About 87 Instagram-sourced movie “posters” taken by the app users who walk through the streets of Montreal will help publicize the film — an 87-minute, single-shot journey through the same route.

The Muntinlupa Little League Baseball team makes it to the global baseball scene after they qualify for the World Series.
The competition runs from July 25 and August 1 and has teams playing from all over the world. Natashya Gutierrez reports.

The Muntinlupa Little League team is excited.
They are representing the Philippines in the World Series in South Carolina.
The team is competing in the Big League division for boys ages 15-18, after they bested other Asia-Pacific countries.

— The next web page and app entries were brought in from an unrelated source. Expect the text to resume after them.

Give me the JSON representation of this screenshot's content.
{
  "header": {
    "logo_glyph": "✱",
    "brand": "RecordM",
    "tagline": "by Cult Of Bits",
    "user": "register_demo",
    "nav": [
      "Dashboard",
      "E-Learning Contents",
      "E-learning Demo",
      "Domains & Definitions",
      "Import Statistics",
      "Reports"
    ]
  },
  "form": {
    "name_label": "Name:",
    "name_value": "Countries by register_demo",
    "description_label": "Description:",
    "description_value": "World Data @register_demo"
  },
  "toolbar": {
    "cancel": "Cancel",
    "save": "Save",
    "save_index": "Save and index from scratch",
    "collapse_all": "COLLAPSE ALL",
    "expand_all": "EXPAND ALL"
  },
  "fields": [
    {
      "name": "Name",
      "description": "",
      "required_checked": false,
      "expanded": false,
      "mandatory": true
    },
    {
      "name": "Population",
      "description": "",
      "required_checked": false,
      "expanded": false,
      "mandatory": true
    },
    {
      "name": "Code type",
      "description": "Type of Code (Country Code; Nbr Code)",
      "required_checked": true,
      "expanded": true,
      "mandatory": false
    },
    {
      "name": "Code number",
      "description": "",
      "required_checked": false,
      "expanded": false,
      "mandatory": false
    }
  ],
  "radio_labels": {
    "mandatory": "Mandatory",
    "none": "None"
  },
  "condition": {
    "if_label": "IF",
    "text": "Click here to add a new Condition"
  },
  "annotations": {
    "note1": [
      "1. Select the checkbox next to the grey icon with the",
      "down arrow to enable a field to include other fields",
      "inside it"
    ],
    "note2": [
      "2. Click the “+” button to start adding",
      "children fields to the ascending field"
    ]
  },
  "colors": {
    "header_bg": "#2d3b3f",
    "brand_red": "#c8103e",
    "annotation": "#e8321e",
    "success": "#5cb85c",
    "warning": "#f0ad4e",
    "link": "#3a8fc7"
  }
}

This is their first to time to qualify for the World Series.

PEPE MUÑOZ, COACH, MLL FOUNDER: Well it’s a great feeling because I remember going back to when they were 6 years old, 1999, 2000, they didn’t know how to throw a ball, they didn’t know how to catch a ball, from that to where they are today, it’s amazing.

The team has been playing together since they were kids.
They treat each other like brothers and feel that the camaraderie will help them win.
They will need to defeat other international teams to make the finals, where they will face off with the winner of the American teams competition.

ADO INIGO, BASEBALL PLAYER: As a strength, we have really good hitting, pitching and defense and the fact that we’ve known each other for so long, we’re really cohesive.

Baseball scouts will be at the tournament, to look for possible talents to recruit — which may open the doors for the first homegrown Filipino to play in the major leagues.
This could help the team achieve another goal: to promote baseball in the Philippines.

FELIPE REMOLLO, TEAM MANAGER: Hopefully with this team and enough coverage in the media, we can revive the interest in baseball among our kids and among the Filipino youth.

For now, the boys promise to do their best to bring pride to the country by playing the sport they love.
Natashya Gutierrez, Rappler, Alabang.

– Rappler.com